But the gospel invites us to be honest with others and ourselves. This does not mean we walk around telling every person we meet all of our problems. But it does mean we find a few close friends and older spiritually mature believers in Christ who will lovingly help us see God’s perspective on these things. When we isolate ourselves from others we become more vulnerable to Satan’s lies, keeping us in bondage to the very things we long to be free of.

Let’s consider a few examples of when should seek the help, counsel, and comfort of mature believers:

  • When we are hiding the pain of infertility, miscarriage, chronically ill children, or other mental/physical health issues, forfeiting the ministry of comfort, help, and prayer.
  • When we are hiding in fear of an emotionally/physically abusive spouse, forfeiting protection, prayer, and help that could possibly save the marriage. 
  • When we are hiding ineffective parenting, or a struggling marriage, forfeiting tools of biblical wisdom and practical help, along with support and prayer.
  • When we are hiding sins committed in our past or sins we are struggling with in the present such as overspending, over-eating, starving ourselves, pornography, or substance abuse, forfeiting the reminder that the gospel has set us free from submitting to a yoke of slavery to these habits and behaviors (Galatians 5:1).

Our True Hiding Place

Nothing is hidden from the Lord.

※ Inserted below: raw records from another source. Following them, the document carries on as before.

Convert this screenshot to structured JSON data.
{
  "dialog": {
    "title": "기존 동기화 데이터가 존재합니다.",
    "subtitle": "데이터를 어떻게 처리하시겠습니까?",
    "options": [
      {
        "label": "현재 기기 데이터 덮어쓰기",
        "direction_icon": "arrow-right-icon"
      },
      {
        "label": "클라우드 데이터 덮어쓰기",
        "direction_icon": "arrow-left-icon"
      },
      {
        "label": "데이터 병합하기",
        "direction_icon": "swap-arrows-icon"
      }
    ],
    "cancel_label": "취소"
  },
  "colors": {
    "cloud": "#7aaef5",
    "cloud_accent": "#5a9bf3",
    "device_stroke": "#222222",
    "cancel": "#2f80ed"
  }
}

God knows better than we do the depth of our sin problem. But he is fully committed to raising his children with loving discipline until we are mature and complete in Christ. Meanwhile, he invites us to take off our masks so he can look into our faces and delight in us as we learn from him and grow. And when we are tempted to go back into hiding behind masks of fear, hurt, and shame, he reminds us that he is our true hiding place, and in him is the safest place to be (Psalm 32:7)!

Linda Green, "Where are you hiding?",


The Solution

Come Into the Light

Ephesians 5:8-10 ESV
8 for at one time you were darkness, but now you are light in the Lord. Walk as children of light 9 (for the fruit of light is found in all that is good and right and true), 10 and try to discern what is pleasing to the Lord. 11 Take no part in the unfruitful works of darkness, but instead expose them.

1 John 1:7 ESV
If we walk in the light, as he is in the light, we have fellowship with one another, and the blood of Jesus his Son cleanses us from all sin.

Psalm 32:7 NIV
You [God] are my hiding place; you will protect me from trouble and surround me with songs of deliverance.

Matthew 5:14 ESV
“You [Christians] are the light of the world. A city set on a hill cannot be hidden.

Characteristics of Being Free from Hiding

  • Openness / Transparency

  • Teachable